Syrian refugee family displaced by Mississauga townhouse fire
Khaled Alawad and his family moved to Canada in pursuit of a better life. Now, they are struggling to comprehend how to start over again.
They moved from Syria less than two years ago.
“My documents, I need my documents,” he told Global News on Saturday. “Everything gone. Clothes? Now we’re without clothes.”
Their townhouse, located near Bloor Street and Dixie Road in Mississauga, is now charred beyond recognition.
His children’s school supplies are gone. So are their Halloween costumes. They had planned on celebrating the tradition for the first time.
Investigators say the three-alarm blaze began in one of the units and quickly spread to eight others. The emergency call came in at around 2:15 a.m.
Alawad says between 1:30 a.m. and 2 a.m., he saw a light flickering by his window. He opened it and found a fire burning in his backyard.
“We got outside immediately and I knocked the door for all the neighbours. ‘There is fire! There is fire!'”
Alawad says he was involved in an altercation early Friday evening, with a man he had never seen before. The stranger accused him of stealing a bicycle.
“He knocked the door hard,” he explained. “He said, ‘This is my bike… I lost it six days ago.'”
The bike, which was in front of the house, belongs to Alawad’s son. He says the family has had it for six months.
Their exchange became heated. He went inside his home, but says the man pounded on the door to the point of damaging it.
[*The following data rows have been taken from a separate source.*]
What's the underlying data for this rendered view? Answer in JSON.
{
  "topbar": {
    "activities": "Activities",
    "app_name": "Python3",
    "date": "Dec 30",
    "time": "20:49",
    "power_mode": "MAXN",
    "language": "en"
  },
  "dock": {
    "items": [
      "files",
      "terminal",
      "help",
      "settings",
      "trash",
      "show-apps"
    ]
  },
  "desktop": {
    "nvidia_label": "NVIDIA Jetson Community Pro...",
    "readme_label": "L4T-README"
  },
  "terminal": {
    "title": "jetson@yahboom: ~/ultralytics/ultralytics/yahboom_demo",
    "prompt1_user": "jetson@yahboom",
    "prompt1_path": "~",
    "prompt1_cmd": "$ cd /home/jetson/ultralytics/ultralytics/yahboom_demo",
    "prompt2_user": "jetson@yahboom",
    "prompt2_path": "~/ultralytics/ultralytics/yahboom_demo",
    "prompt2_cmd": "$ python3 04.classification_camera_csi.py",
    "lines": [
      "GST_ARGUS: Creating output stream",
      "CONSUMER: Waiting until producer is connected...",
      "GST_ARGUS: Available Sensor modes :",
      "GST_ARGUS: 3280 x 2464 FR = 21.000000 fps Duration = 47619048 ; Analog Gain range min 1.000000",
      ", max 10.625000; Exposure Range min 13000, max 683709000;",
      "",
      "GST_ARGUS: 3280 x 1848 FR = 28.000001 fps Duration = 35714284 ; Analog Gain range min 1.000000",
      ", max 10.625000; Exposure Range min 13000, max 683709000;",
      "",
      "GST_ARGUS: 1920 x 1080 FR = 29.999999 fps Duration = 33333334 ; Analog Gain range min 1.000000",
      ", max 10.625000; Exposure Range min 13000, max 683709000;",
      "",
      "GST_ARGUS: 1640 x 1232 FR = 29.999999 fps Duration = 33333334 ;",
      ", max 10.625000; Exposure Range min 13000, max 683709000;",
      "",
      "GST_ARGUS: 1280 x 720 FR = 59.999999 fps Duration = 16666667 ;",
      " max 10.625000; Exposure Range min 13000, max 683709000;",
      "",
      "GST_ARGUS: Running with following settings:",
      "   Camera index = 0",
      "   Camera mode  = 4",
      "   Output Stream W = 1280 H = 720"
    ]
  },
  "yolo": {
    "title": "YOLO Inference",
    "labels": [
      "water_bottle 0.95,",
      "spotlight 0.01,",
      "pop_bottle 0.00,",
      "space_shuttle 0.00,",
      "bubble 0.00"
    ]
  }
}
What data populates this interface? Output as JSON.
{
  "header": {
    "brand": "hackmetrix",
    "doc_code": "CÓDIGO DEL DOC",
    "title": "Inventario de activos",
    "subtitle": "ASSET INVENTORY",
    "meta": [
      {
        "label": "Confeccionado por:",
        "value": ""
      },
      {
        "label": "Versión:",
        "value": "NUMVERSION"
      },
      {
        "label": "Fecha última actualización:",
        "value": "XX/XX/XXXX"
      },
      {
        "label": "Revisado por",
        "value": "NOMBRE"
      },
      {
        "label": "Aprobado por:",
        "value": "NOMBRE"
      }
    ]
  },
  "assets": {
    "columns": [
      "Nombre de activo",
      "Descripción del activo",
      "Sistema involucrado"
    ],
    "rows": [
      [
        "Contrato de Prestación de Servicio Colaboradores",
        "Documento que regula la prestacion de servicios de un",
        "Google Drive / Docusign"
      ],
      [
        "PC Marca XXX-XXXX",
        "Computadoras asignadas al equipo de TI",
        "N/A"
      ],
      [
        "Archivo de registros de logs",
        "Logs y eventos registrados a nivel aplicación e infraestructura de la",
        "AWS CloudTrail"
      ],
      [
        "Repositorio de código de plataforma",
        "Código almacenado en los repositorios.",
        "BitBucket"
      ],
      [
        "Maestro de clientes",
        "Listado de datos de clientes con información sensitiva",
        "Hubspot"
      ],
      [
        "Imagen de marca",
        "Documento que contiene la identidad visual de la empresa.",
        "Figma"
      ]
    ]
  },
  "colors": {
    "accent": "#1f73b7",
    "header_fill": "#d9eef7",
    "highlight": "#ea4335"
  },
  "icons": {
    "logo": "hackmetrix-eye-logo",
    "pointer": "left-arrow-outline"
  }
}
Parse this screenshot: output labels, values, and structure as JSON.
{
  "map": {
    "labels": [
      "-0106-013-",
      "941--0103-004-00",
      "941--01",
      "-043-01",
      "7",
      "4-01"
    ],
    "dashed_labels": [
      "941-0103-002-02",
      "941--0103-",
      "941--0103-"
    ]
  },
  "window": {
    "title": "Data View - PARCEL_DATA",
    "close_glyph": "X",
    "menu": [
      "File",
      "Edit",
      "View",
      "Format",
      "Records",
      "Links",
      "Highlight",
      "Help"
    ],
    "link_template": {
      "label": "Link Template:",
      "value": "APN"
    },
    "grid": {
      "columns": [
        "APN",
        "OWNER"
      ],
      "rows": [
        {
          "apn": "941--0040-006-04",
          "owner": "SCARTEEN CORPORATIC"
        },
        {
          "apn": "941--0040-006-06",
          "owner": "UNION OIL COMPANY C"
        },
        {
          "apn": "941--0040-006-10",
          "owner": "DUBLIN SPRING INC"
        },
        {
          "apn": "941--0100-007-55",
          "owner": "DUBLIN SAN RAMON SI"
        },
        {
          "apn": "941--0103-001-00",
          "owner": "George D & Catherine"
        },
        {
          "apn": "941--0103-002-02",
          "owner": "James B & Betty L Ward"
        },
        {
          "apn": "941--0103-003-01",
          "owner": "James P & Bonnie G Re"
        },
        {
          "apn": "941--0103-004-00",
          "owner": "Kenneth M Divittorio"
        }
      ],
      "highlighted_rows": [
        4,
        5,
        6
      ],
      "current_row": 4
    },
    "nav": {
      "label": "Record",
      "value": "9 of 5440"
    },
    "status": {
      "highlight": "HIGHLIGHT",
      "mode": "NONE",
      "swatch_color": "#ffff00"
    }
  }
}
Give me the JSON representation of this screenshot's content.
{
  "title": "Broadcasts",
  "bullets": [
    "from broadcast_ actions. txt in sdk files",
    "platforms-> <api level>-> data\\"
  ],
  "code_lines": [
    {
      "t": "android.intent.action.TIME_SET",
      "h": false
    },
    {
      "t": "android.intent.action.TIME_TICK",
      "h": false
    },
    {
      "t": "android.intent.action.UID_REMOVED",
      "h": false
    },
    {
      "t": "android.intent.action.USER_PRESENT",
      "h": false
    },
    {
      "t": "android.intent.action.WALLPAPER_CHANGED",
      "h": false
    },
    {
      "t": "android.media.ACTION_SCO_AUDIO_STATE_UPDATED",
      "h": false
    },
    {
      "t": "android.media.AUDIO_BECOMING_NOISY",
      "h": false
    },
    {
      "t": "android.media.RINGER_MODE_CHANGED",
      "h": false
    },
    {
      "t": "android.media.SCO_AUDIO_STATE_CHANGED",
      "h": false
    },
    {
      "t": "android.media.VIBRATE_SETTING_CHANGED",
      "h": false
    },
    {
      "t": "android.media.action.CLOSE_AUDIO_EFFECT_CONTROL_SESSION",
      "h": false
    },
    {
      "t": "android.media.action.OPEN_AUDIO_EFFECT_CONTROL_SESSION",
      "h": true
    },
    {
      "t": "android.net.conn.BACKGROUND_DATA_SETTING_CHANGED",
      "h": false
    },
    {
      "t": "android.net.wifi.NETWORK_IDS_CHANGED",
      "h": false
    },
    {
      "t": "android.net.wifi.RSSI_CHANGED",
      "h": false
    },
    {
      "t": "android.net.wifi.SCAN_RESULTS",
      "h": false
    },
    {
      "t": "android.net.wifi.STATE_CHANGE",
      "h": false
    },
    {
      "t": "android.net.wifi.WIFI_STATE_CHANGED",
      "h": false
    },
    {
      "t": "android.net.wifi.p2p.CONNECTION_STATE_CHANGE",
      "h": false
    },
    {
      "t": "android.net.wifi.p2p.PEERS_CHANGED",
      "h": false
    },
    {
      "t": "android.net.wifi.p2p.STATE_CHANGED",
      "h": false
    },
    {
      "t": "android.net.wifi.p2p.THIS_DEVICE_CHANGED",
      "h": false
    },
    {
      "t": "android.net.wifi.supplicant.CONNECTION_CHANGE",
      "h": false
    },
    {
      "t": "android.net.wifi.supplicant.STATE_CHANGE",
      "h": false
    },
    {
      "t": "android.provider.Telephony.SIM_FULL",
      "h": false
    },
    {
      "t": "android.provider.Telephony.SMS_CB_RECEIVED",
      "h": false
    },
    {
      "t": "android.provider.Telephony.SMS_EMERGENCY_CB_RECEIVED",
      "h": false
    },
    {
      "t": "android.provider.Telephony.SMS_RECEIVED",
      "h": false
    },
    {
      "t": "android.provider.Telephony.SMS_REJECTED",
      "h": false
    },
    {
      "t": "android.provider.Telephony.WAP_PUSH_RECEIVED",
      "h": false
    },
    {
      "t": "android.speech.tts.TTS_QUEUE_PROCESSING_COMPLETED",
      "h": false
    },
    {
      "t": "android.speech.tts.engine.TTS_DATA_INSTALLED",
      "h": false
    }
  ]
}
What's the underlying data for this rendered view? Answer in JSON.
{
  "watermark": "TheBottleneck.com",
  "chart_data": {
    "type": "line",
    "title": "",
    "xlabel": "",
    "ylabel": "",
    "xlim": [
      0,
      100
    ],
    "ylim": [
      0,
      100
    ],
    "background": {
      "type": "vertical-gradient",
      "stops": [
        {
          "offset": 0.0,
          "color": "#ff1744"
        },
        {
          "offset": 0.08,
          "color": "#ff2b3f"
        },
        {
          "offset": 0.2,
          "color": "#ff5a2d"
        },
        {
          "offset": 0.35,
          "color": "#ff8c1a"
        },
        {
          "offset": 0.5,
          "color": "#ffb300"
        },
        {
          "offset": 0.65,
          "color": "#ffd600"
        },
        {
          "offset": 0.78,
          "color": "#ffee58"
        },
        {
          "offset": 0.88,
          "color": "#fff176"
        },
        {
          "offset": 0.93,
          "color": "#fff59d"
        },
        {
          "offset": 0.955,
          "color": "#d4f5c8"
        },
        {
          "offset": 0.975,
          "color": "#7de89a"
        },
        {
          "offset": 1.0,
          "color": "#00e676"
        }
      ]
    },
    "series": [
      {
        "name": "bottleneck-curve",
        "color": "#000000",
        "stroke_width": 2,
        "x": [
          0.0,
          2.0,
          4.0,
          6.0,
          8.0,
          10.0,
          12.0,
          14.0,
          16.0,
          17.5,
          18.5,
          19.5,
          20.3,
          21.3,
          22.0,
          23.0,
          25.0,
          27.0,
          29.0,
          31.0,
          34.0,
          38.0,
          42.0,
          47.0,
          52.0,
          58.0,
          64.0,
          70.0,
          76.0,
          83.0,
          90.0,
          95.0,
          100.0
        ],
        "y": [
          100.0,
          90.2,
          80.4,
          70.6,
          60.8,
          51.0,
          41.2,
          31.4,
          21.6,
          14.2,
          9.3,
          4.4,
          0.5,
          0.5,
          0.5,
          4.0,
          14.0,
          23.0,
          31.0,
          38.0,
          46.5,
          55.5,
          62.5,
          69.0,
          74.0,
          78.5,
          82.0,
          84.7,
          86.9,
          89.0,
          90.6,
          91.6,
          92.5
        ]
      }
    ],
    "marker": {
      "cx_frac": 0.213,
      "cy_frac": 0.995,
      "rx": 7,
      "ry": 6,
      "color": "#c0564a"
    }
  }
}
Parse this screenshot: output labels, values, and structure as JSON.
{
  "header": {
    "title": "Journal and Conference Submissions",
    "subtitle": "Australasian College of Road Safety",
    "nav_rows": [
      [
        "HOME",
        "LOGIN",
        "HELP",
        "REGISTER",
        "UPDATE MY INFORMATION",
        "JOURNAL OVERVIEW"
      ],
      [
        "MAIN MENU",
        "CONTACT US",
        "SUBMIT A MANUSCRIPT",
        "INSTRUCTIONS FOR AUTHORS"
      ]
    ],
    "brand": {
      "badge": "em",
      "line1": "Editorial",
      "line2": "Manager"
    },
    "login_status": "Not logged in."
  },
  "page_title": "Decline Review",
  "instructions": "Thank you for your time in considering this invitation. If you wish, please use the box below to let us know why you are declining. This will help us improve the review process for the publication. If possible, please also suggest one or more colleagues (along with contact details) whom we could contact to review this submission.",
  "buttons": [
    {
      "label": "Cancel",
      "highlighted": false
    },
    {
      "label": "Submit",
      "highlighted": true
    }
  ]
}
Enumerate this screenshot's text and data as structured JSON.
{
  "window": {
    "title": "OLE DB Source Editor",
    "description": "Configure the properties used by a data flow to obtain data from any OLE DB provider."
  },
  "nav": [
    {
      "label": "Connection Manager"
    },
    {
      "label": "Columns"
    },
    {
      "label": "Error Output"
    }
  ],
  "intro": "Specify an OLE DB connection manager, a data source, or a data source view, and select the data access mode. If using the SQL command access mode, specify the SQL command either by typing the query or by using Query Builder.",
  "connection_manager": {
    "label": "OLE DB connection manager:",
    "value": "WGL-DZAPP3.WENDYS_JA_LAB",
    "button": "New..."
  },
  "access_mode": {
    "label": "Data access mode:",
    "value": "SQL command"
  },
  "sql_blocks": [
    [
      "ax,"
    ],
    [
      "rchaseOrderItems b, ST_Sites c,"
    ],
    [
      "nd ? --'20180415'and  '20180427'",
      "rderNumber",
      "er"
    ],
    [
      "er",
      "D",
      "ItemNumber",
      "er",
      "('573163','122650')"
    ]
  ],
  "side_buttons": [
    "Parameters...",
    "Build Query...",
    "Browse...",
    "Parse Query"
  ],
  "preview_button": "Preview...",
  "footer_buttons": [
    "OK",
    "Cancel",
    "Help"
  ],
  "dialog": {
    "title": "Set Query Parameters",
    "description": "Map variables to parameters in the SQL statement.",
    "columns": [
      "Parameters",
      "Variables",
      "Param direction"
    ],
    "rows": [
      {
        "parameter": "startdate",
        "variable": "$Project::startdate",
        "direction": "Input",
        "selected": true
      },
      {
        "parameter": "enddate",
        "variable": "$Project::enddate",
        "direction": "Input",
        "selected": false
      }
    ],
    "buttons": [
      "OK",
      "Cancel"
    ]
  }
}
“We don’t feel safe, me and my family. I cannot send my children to the school and I cannot go outside.”
A resident, who asked to be identified only by her first name, Kim, says she overheard the exchange.
“When the gentleman in the burnt house would not open the door, then he stormed off and said, ‘I will come back to kill your family,'” she recalled.
Peel Regional Police are not linking the incidents. The Office of the Fire Marshal has been called in to investigate. According to police, damages are now pegged at $2 million.
“There was an incident call that came in earlier,” Const. Bancroft Wright replied, when asked about an altercation. “Whether or not it has anything to do with the fire, that has yet to be confirmed.”
Alawad and his family have tenants’ insurance, but neighbours say not everyone did. Peel Social Services have been helping those who have been displaced.
What sparked the devastating fire has yet to be determined.
While the Alawad family is grateful to be alive, their sense of hopefulness has been marred by their loss.
“My kids yesterday, they tell me if we cannot live here, we should go back to Syria,” said Alawad’s Canadian-born wife, Judy.
The family will likely stay with friends over the next few days. Beyond that, they do not know.
© 2017 Global News, a division of Corus Entertainment Inc.